Meanwhile, on Facebook, the concept of what a “friend” is has exploded out to include friends of friends and people who perhaps would be your friend if only you ever had the chance to actually meet one another.
Meanwhile, posting a birthday greeting to someone’s wall is an easy way to send a message that you care, and it’s free. But again, traditionally, for close friends, the custom has been to do more than that.
The concept of virtual gifts, which sprang up in recent years, comes from gaming, and requires the giver to spend real money, while the recipient doesn’t actually receive anything concrete.
Stanislaw says it was the rise of virtual gifts that helped him conceive of Giftiki. “It drove me nuts that people were buying virtual icons, and that their money was wasted and literally thrown away. Not at Giftiki -- it’s actual money here you are giving someone, so they can get something they actually want.”
Although at launch the company has restricted its focus to birthdays, there are many other gifting occasions it can and will be adapted to, like anniversaries and wedding registries.

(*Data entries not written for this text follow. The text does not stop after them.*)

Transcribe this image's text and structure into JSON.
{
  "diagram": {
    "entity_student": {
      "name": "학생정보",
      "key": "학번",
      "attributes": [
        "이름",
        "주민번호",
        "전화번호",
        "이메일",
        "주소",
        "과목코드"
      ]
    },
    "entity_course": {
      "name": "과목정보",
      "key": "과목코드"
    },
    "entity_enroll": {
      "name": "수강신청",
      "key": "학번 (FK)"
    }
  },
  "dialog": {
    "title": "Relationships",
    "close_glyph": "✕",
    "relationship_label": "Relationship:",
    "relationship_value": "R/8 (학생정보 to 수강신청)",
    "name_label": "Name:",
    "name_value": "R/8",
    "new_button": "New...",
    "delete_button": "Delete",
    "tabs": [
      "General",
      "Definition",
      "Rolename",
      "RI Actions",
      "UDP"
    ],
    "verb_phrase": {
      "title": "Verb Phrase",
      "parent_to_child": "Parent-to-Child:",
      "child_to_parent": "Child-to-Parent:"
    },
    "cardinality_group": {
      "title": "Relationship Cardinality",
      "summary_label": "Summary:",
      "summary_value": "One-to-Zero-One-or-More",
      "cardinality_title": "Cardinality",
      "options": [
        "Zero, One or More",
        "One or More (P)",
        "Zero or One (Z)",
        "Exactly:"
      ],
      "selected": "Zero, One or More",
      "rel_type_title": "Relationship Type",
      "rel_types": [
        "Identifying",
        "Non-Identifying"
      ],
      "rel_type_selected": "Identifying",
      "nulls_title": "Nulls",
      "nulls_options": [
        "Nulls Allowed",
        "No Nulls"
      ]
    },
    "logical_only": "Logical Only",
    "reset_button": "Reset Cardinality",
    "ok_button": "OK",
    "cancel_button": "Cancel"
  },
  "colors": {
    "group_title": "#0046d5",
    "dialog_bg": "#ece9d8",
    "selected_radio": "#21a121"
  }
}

But, birthdays are the initial sweet spot, with an estimated 82 million birthday-related posts on Facebook every day, according to the company. Users will be able to create the equivalent of a “wish list” to help guide friends as to which gifts they aspire to, while a gift-o-meter will record the total amount of gifts to date.
Stanislaw says the team also envisions charitable giving as another way to use the service down the road.
The company says it is the first startup to partner with Serve, the new AmEx digital payments system, which will extend its reach to mobile devices, and make it generally easier for users to manage their gifting activity in the future.
There are quite a few other startups pushing into this space. Giftiki is backed by Tim Draper with an initial round of $1 million.